Globalization has significantly redefined the nature of governance in the water sector. Non-state actors-multilateral and transnational donor agencies and corporations, non-government organizations, markets, and civil society at large-are assuming a bigger role in public policy-making for water resource management. New discourses on neoliberalism, integrated water resource management (IWRM), public-private partnerships, privatization, and gender equity have come to influence water governance.

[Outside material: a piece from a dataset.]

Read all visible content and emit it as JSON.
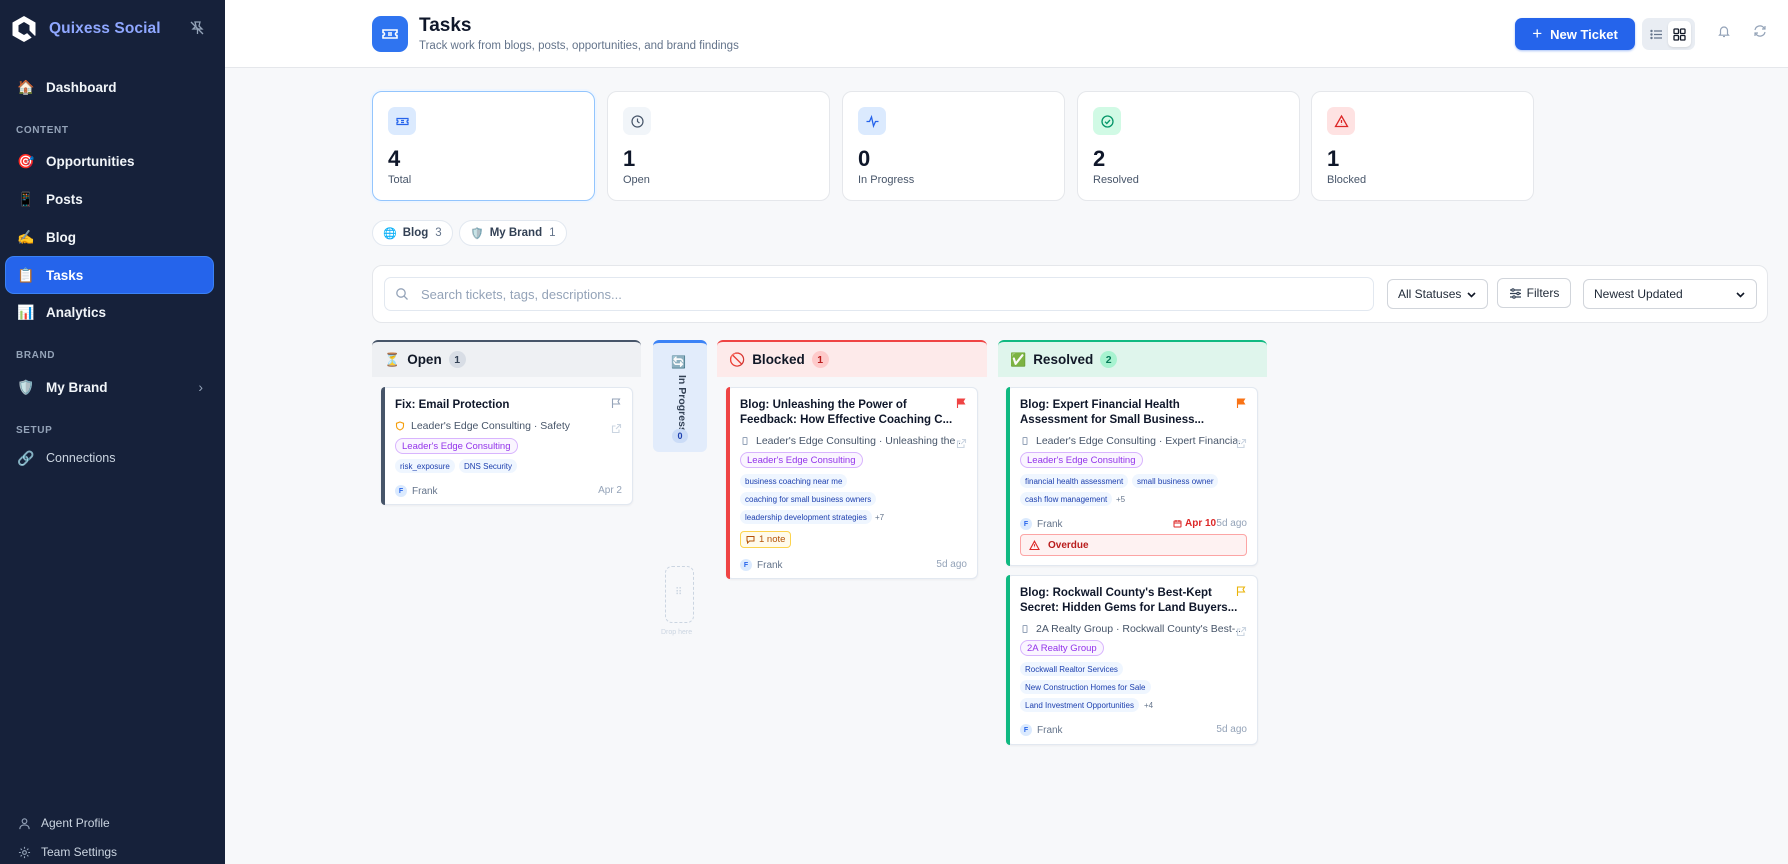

Drawing upon detailed case studies from India, Bangladesh, Nepal, Sri Lanka, and Bhutan, this volume shows the implications of these new global paradigms for water allocation and management practices, institutions and governance structures in South Asia. It suggests that, despite claims to the contrary, they have done little to further human well-being, reduce gender disparity, or improve accountability and transparency in the system. Steering away from blueprint approaches, it argues for a more nuanced and contextual understanding of water management challenges, based on local knowledge and initiatives. This book will be useful to those interested in political economy and water governance, natural resource management, environmental studies, development studies, and public administration, as well as to water professionals, policy-makers and civil society activists.